The many positive results and resources from LINK led to the successful Erasmus+ funding of a second project called STALWARTS (Sustaining Teachers and Adults with the Arts). The major priority for this new project was to transform the exploratory work from LINK into university-accredited new modules for teachers and educators supporting vulnerable young people in the classroom. Colleagues from Italy, Portugal and the UK continued in this project and were joined by partners from new schools and universities in Estonia and Norway. As with LINK the outcomes have been positive: all universities have set up the modules, and teachers and educators have enrolled on the first runs or trials. The teachers and educators carried out over 100 classroom enquiries, some of them informed by cutting-edge knowledge in neuroscience and music and the arts. Over 400 children and young people benefited directly from the work of STALWARTS; over 200 teachers and educators were empowered to use music and the creative arts more frequently in their classrooms. 500 participants attended public events in each of the five countries where the results of the project were shared with teachers and educators from outside the partnerships as well as regional and governmental representatives. There is scope for further development and future runs of the university-based modules.
As coordinator of the STALWARTS project across the 10 European partners I have become even more convinced of the importance of music and the creative arts for supporting vulnerable children and young people. There are not enough creative arts therapists to see everyone who needs this kind of specialist support, but therapists can share their skills in empowering teachers and educators to feel more comfortable using music and the arts in the classroom. I had originally moved from teaching to train as a therapist after observing the beneficial effects of music in the classroom. And some of my work has now come full circle with the STALWARTS project.
What other music related activities do you participate in?
Music therapists in the UK continue to their work as musicians, be it as an orchestral or jazz musician, songwriter, performer or teacher.
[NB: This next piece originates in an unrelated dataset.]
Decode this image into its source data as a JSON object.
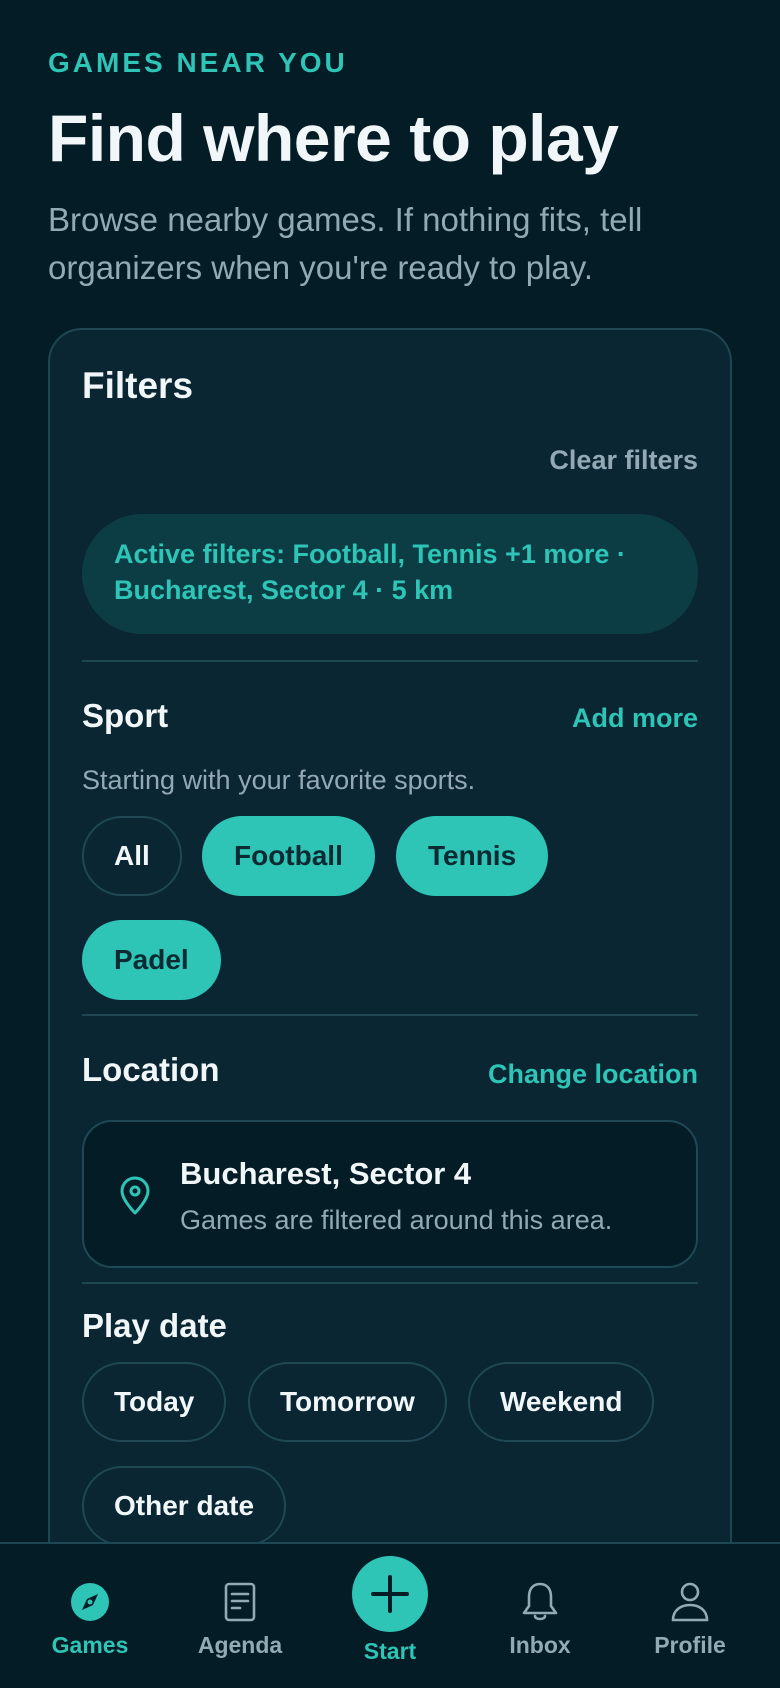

I studied conducting as part of my music degree at Bristol University in the early ‘70s, and since returning to Bristol have been conductor of the AMICI Chamber Group, Bristol Opera Company, Bristol Phoenix Choir and Nailsea Choral Society.
How can people find out more about music therapy?
To find out more about music therapy in the UK, including about training opportunities, please visit the website of the British Society for Music Therapy at: www.bamt.org. For MusicSpace visit: www.musicspace.org.
There is an informative online journal about music therapy, which can be accessed here: www.voices.no. For information about the STALWARTS project please visit the forthcoming website: www.stalwarts.no. For more information about Leslie’s work please visit: www.lesliebunt.com